‘Why do you let us wander, O Lord, from your ways, and harden our hearts so that we fear you not’? This is how Advent opens with the first reading from Isaiah (63:16b-17, 19b; 64:2-7). Left to our selves we wander from the ways of God, our hearts become hardened almost unnoticed because we are living without much awareness of what is happening inside, within the heart. Once we become aware and notice more, we may feel moved to cry out, ‘Oh that you would rend the heavens and come down’…or simply, ‘Oh that you would come to change my heart’.
Starry Night by Vincent Van GoghThe reading continues with this plea: ‘Would that you might meet us doing right, that we were mindful of you in our ways!’ And then this finale which has all the elements of a song of longing – ‘You O Lord are our father’: meaning, you are our Source, you are our Creator: we are the clay, which is a humble posture of acknowledgement and awareness of who can shape us anew – we are the clay and you, our Creator, the potter. Finally the Isaiah reading concludes with this existential reminder: ‘We are all the work of your hands’.
So here dear sisters we have our entrance into Advent…does more even need to be said? Jean Daniélou wrote: “To talk about Advent implies that someone or something is coming or will come. The liturgical time of Advent is a waiting for divine action, a waiting for God’s gesture toward us” (Prayer, p.32). And how are we to wait? The gospel tells us to be awake, watchful. I wonder if the beginning of Advent awakens a little spark within us. Have you noticed a small, quiet stirring, a movement of anticipation that we each need to stay close to? Already just the word ‘Advent’ stirs our hope, our longing. This stirring already knows before we even do (!) that more of God is coming into our lives…God will not disappoint! But let us remember it begins small: in ways that we can easily miss, so we are to attend with the ‘ear of the heart’, listen for those silent movements of the Spirit…we are being over-shadowed by the One who seeks us, who seeks to grace us with new life, with His life.
Pope Francis, in his 2014 homily for the First Sunday of Advent, offers insight into how we are to wait and be watchful. He says that this eschatological gospel is not trying to frighten us but is “‘to open our horizons’ to further dimensions, giving meaning even to everyday occurrences. This perspective is also an invitation to ‘sobriety, to not be dominated by the things of this world’ but rather to keep them in their proper place”. Is this not why the beginning of Advent calls us to turn inward, to be vigilant and watchful?

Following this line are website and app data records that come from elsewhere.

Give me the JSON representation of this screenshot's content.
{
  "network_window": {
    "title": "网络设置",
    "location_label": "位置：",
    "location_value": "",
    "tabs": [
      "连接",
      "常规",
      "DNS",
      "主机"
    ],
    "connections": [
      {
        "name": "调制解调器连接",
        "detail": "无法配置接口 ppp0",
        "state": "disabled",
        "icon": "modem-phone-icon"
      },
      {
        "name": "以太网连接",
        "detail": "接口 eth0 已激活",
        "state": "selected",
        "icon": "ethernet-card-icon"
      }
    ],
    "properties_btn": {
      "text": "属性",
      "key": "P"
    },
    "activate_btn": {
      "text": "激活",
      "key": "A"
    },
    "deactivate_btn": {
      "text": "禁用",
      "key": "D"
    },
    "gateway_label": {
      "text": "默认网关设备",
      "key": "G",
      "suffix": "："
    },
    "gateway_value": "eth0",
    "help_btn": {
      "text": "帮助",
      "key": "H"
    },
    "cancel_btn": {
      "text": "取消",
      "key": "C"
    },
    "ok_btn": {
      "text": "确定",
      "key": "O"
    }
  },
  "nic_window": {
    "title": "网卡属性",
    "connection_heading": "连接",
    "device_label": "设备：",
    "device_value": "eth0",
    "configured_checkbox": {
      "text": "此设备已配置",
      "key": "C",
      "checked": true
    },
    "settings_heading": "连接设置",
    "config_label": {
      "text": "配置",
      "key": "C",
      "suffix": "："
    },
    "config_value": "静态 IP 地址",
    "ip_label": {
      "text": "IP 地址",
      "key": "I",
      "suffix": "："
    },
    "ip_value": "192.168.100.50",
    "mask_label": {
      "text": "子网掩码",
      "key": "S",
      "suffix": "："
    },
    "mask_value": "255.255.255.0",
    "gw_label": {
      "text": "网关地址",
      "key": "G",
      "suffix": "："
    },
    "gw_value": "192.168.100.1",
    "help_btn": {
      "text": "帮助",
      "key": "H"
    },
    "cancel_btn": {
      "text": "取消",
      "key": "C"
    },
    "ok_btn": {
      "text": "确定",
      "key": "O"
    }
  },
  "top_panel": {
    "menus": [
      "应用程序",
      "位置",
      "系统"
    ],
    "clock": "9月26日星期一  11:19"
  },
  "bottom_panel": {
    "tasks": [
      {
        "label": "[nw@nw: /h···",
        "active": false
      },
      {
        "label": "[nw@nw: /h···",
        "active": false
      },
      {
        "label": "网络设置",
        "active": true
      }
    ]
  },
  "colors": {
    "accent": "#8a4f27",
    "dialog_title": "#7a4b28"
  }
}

This new moment of God’s manifestation is for each one of us. It is so important for us to receive this gift of new life, for how are we to incarnate Christ’s life if we do not first become receptive vessels, like Mary, of this newness wanting to birth forth?
We all need change; any true change in our lives must have its root within otherwise it lacks the solid rock on which our house is to be built. This is what this Divine birth can and will bring to each one of us. Pope Francis says in the same homily: “‘We are called to enlarge the horizons of our hearts, to be surprised by the life that is presented each day with its newness. In order to do this we need to learn to not depend on our own securities, our own established plans.’” To be bearers of the Divine gift means we can only receive this grace if our posture is open and attentive, open that is to changing our ways, even a small movement of change makes us ready bearers of this new life that is to be ‘given to us and for us’. During this short Advent season, let us ponder: in what way or ways do the boundaries of my heart need to be enlarged? What small change do I need to be ready to receive God’s new gesture of grace? Just the honest intention of praying for change brings the Coming One close, very close indeed.
A prayer: Oh you the Potter, you who shape and form us into a vessel worthy and humble enough to bear your life, come enlarge my heart, soften its hard edges, prepare it for your new ‘gesture’ of love. Grant me a living faith that knows you will not disappoint me in my desire. Amen.
Sr Kathy DeVico, Abbess